Through the fog and dark and limits of my sight
I hear birds singing
as they welcome the day
I still can’t see.
Are they better than me at knowing the edges of inky night?
Or do they simply have more faith?
Either way their hearts are boldly trusting in the sun they can’t yet prove is real.
Oh, that my own heart would always rest!
Even in the dark,
even in the fog,
even under the smothering blanket of sorrow,
in the Son.
The One who burst forth from the grave to prove He IS the One.
The One who promises night has limits,
that death is not the end,
that resurrection is sure.
Then I could sing for those still in the fog
and in the dark,
those whose sight is dimmed by tears.
And remind them that
morning is coming!
As sure as the sunrise.
As sure as the Son rose.
My friend and fellow bereaved mom, Margaret Franklin, Ryan’s mom, shared a beautiful Dutch word with me “Sterkte” (pronounced STAIRK-tah).
It literally translates “strength” or “power” but culturally means much more. It means bravery, strength, fortitude and endurance in the face of fear and insumountable odds through the empowering strength of God in me.
Not MY strength, but HIS.
Read the rest here: https://thelifeididntchoose.com/2017/10/17/trust-after-loss-appropriate-gods-strength/
I have loved Scripture as long as I can remember. When I was in second grade I got the notion to read the whole Bible straight through-in the King James Version. I made it to Leviticus before I threw in the towel.
By the time my kids were grown I had read and studied Scripture for decades.
But three years before Dominic ran ahead to Heaven I realized my reading had become rote-I felt like I “knew” all the stories. So I slowed my study to a crawl-only one chapter a day-and I usually copied the whole chapter plus my notes into a journal. I had just finished this time through the Bible in January before Dom was killed in April.
And all that truth stored in my mind and heart was what I “read” for months when my eyes were too full of tears to see print on a page.
Read the rest here: https://thelifeididntchoose.com/2017/10/16/trust-after-loss-access-the-truth/

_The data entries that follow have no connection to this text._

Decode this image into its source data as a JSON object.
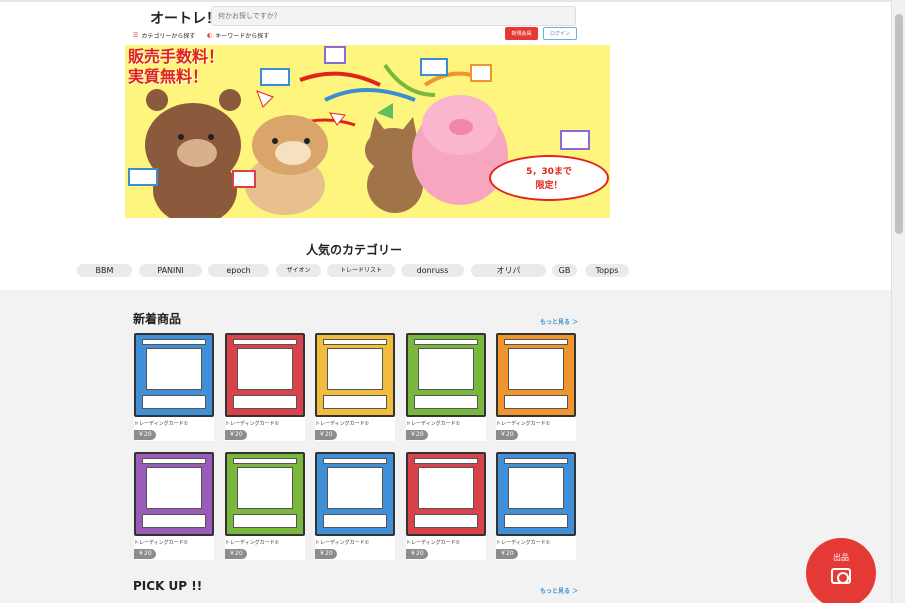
{
  "header": {
    "logo": "オートレ！",
    "search_placeholder": "何かお探しですか？",
    "nav_category": "カテゴリーから探す",
    "nav_keyword": "キーワードから探す",
    "signup": "新規会員",
    "login": "ログイン"
  },
  "banner": {
    "title_line1": "販売手数料！",
    "title_line2": "実質無料！",
    "bubble_line1": "5，30まで",
    "bubble_line2": "限定！"
  },
  "popular": {
    "title": "人気のカテゴリー",
    "categories": [
      "BBM",
      "PANINI",
      "epoch",
      "ザイオン",
      "トレードリスト",
      "donruss",
      "オリパ",
      "GB",
      "Topps"
    ]
  },
  "new_items": {
    "title": "新着商品",
    "more": "もっと見る ＞",
    "items": [
      {
        "name": "トレーディングカード①",
        "price": "￥20",
        "color": "#3f8fd9"
      },
      {
        "name": "トレーディングカード①",
        "price": "￥20",
        "color": "#d9424a"
      },
      {
        "name": "トレーディングカード①",
        "price": "￥20",
        "color": "#f2bd3d"
      },
      {
        "name": "トレーディングカード①",
        "price": "￥20",
        "color": "#7ab83d"
      },
      {
        "name": "トレーディングカード①",
        "price": "￥20",
        "color": "#f0952e"
      },
      {
        "name": "トレーディングカード①",
        "price": "￥20",
        "color": "#9a5cb8"
      },
      {
        "name": "トレーディングカード①",
        "price": "￥20",
        "color": "#7ab83d"
      },
      {
        "name": "トレーディングカード①",
        "price": "￥20",
        "color": "#3f8fd9"
      },
      {
        "name": "トレーディングカード①",
        "price": "￥20",
        "color": "#d9424a"
      },
      {
        "name": "トレーディングカード①",
        "price": "￥20",
        "color": "#3f8fd9"
      }
    ]
  },
  "pickup": {
    "title": "PICK UP !!",
    "more": "もっと見る ＞"
  },
  "fab": {
    "label": "出品",
    "icon": "camera-icon"
  }
}
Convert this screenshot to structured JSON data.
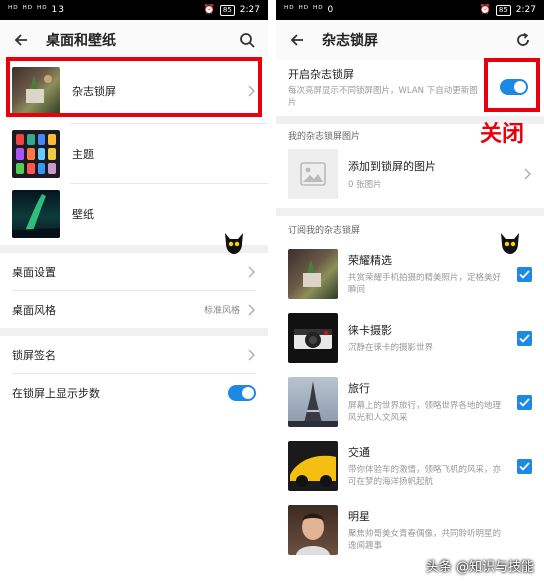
{
  "left": {
    "status": {
      "signal": "ᴴᴰ ᴴᴰ ᴴᴰ",
      "speed": "13\nB/s",
      "time": "2:27",
      "battery": "85"
    },
    "title": "桌面和壁纸",
    "items": [
      {
        "label": "杂志锁屏"
      },
      {
        "label": "主题"
      },
      {
        "label": "壁纸"
      }
    ],
    "rows": [
      {
        "label": "桌面设置",
        "value": ""
      },
      {
        "label": "桌面风格",
        "value": "标准风格"
      },
      {
        "label": "锁屏签名",
        "value": ""
      },
      {
        "label": "在锁屏上显示步数",
        "value": ""
      }
    ]
  },
  "right": {
    "status": {
      "speed": "0\nK/s",
      "time": "2:27",
      "battery": "85"
    },
    "title": "杂志锁屏",
    "toggle_title": "开启杂志锁屏",
    "toggle_desc": "每次亮屏显示不同锁屏图片，WLAN 下自动更新图片",
    "annotation": "关闭",
    "my_section": "我的杂志锁屏图片",
    "add_title": "添加到锁屏的图片",
    "add_count": "0 张图片",
    "sub_section": "订阅我的杂志锁屏",
    "magazines": [
      {
        "title": "荣耀精选",
        "desc": "共赏荣耀手机拍摄的精美照片，定格美好瞬间"
      },
      {
        "title": "徕卡摄影",
        "desc": "沉静在徕卡的摄影世界"
      },
      {
        "title": "旅行",
        "desc": "屏幕上的世界旅行，领略世界各地的地理风光和人文风采"
      },
      {
        "title": "交通",
        "desc": "带你体验车的激情，领略飞机的风采，亦可在梦的海洋扬帆起航"
      },
      {
        "title": "明星",
        "desc": "聚焦帅哥美女青春偶像，共同聆听明星的逸闻趣事"
      }
    ]
  },
  "watermark": "头条 @知识与技能",
  "colors": {
    "accent": "#1e88e5",
    "highlight": "#e8000d"
  }
}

Grief forces me to walk Relentlessly Forward even when I long to go back.
I can’t stop the clock or the sun or the days rolling by.
Those of us who are more than a couple months along in this journey (or any journey that involves tragedy and loss) know that it is ABSOLUTELY POSSIBLE to feel worse than in the first few days.
Read the rest here:https://thelifeididntchoose.com/2017/10/15/trust-after-loss-acknowledge-doubt-and-ask-questions/
Maybe it’s the time of year or maybe I’m just more attentive to the questions of others right now.
Whatever the reason, I’ve encountered so many hurting hearts recently struggling to square their experience of devastating loss with their faith in a loving and all-powerful God.
I write about my own struggle over and over in this space but this series of posts is an orderly exploration of doubt, pain, faith and the hope I’ve found in Christ Jesus.
I pray that it helps another heart hold on. Melanie ❤
Child loss is Unnatural-no way around it.
Out of order death is devastating.
When my perfectly healthy, strong and gifted son was killed instantly in a motorcycle accident on April 12. 2014 my world fell apart. My heart shattered into a million pieces. And after three and a half years, I’ve yet to even FIND all of those pieces much less put them back together.
So what does a heart do when that happens? Because, try as I might, I cannot stop time.
Even THAT awful day only lasted 24 hours.
When the sun rose again, the pain was still there. And behind that pain and mixed with it was something else-disappointment, disaffection, distrust.
Read the rest here: https://thelifeididntchoose.com/2017/10/14/trust-after-loss-admit-the-pain/
When I was asked several months ago to speak to a group of hospice care workers, I titled the presentation “Lifting the Veil on Grief”.
One of the topics I covered was how experiencing the death of a loved one-especially out-of-order or untimely death- can cause even the staunchest believer to doubt.
And the first thing I said was, “Doubt in the face of overwhelming sorrow and hard circumstances is absolutely normal. But doubt is NOT disbelief.”
So often friends, family, clergy, social workers and others want to steer hearts away from doubt because they are afraid that entertaining questions or expressing disappointment in God will always lead to someone losing faith.
That is untrue.
Read the rest here: https://thelifeididntchoose.com/2019/03/02/doubt-is-not-disbelief-journaling-my-way-home/
No matter how much we love someone, we will eventually fail them somehow.
I know I recite my failure as a mother quite often-usually when I’m tired, weak, stressed and especially burdened with this grief I haul around like a bag of bricks every day.
So it’s hard for me to comprehend the unfailing, faithful, never-ending, compassionate love of God.
But it’s true whether I can wrap my mind around it or not: God’s love never fails.
Read the rest here: https://thelifeididntchoose.com/2019/08/09/scripture-journal-challenge-when-i-cant-trace-his-hand-i-trust-his-heart/